Kara Walker provides visual commentary on historic Civil War images

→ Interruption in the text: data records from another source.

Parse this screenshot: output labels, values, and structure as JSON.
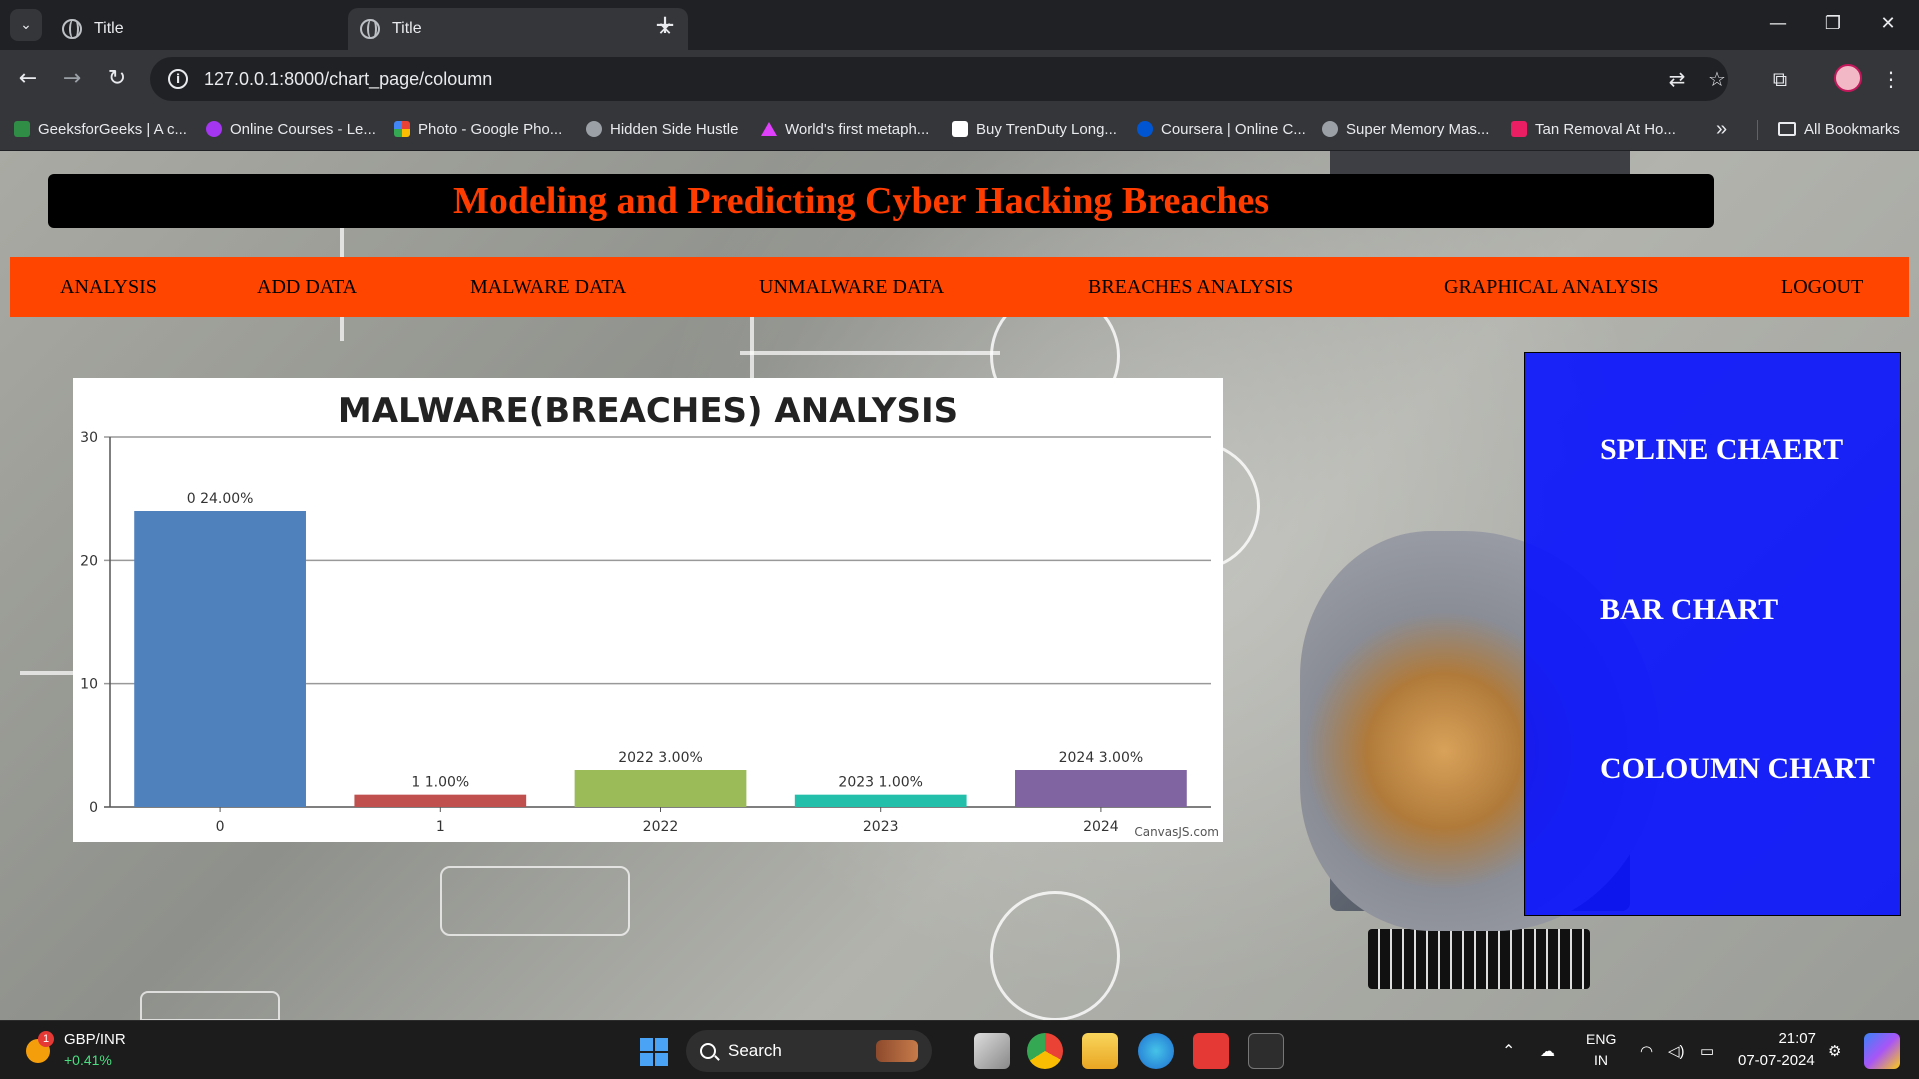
{
  "browser": {
    "tabs": [
      {
        "title": "Title",
        "active": false
      },
      {
        "title": "Title",
        "active": true
      }
    ],
    "url": "127.0.0.1:8000/chart_page/coloumn",
    "bookmarks": [
      {
        "label": "GeeksforGeeks | A c...",
        "color": "#2f8d46"
      },
      {
        "label": "Online Courses - Le...",
        "color": "#a435f0"
      },
      {
        "label": "Photo - Google Pho...",
        "color": "#fbbc04"
      },
      {
        "label": "Hidden Side Hustle",
        "color": "#9aa0a6"
      },
      {
        "label": "World's first metaph...",
        "color": "#e040fb"
      },
      {
        "label": "Buy TrenDuty Long...",
        "color": "#ffffff"
      },
      {
        "label": "Coursera | Online C...",
        "color": "#0056d2"
      },
      {
        "label": "Super Memory Mas...",
        "color": "#9aa0a6"
      },
      {
        "label": "Tan Removal At Ho...",
        "color": "#e91e63"
      }
    ],
    "more_bookmarks": "»",
    "all_bookmarks": "All Bookmarks"
  },
  "page": {
    "title": "Modeling and Predicting Cyber Hacking Breaches",
    "nav": [
      "ANALYSIS",
      "ADD DATA",
      "MALWARE DATA",
      "UNMALWARE DATA",
      "BREACHES ANALYSIS",
      "GRAPHICAL ANALYSIS",
      "LOGOUT"
    ],
    "side_menu": [
      "SPLINE CHAERT",
      "BAR CHART",
      "COLOUMN CHART"
    ],
    "colors": {
      "header_text": "#ff3c00",
      "nav_bg": "#ff4500",
      "side_menu_bg": "#0812ff"
    }
  },
  "chart_data": {
    "type": "bar",
    "title": "MALWARE(BREACHES) ANALYSIS",
    "categories": [
      "0",
      "1",
      "2022",
      "2023",
      "2024"
    ],
    "values": [
      24,
      1,
      3,
      1,
      3
    ],
    "data_labels": [
      "0 24.00%",
      "1 1.00%",
      "2022 3.00%",
      "2023 1.00%",
      "2024 3.00%"
    ],
    "colors": [
      "#4f81bc",
      "#c0504e",
      "#9bbb58",
      "#23bfaa",
      "#8064a1"
    ],
    "ylim": [
      0,
      30
    ],
    "yticks": [
      0,
      10,
      20,
      30
    ],
    "grid": true,
    "credit": "CanvasJS.com"
  },
  "taskbar": {
    "ticker_name": "GBP/INR",
    "ticker_change": "+0.41%",
    "widget_badge": "1",
    "search_label": "Search",
    "language": "ENG",
    "region": "IN",
    "time": "21:07",
    "date": "07-07-2024"
  }
}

From TOLEDO MUSEUM OF ART The Toledo Museum of Art (TMA) has installed all 15 prints from the 2005 series Harper’s Pictorial History of the Civil War (Annotated) by distinguished American artist Kara Walker. The portfolio, recently acquired in its entirety by TMA, features the artist’s signature silhouette figures in silkscreen layered over enlarged wood engravings of U.S. Civil War scenes taken from Harper’s Pictorial History of the Civil War, first published in 1866. By uniting her contemporary re-imagining of events with the historical record, Walker creates a powerful visual statement that complicates and challenges conventional accounts of the Civil War and the abolition of slavery. For over two decades Walker has been renowned for her meaningful and provocative engagement with issues of race, gender and sexuality and is one of the most successful and influential artists working today. “The Toledo Museum of Art believed it was important to acquire this particular series by Kara Walker, as it represents the first time that she uses the type of visual culture that has inspired her work as the physical, material support for it,” said Museum Director Brian Kennedy. “The merging of historical and contemporary imagery in this project brings her remarkable vision full circle.” Kara Walker, Harper’s Pictorial History of the Civil War (Annotated), which will be on view at TMA from June 17 through Oct. 22, 2017, is curated by Robin Reisenfeld, the Museum’s Works on Paper Curator. “The dramatic force that Walker creates through her lively dialogue with traditional Civil War-era iconography is both poignant and layered,” said Reisenfeld. “We look forward to engaging the greater Toledo audience with the interaction of two perspectives embodied in this important suite of prints.” The 836-page Harper’s anthology was edited by Alfred H. Guernsey and Henry Mills Alden. Among the original titled black-and-white prints that Walker “annotates” with her trademark silhouettes are “Cotton Hoards in Southern Swamp,” “Pack-Mules in the Mountains” and “Occupation of Alexandria.” Born in Stockton, California, in 1969, Walker…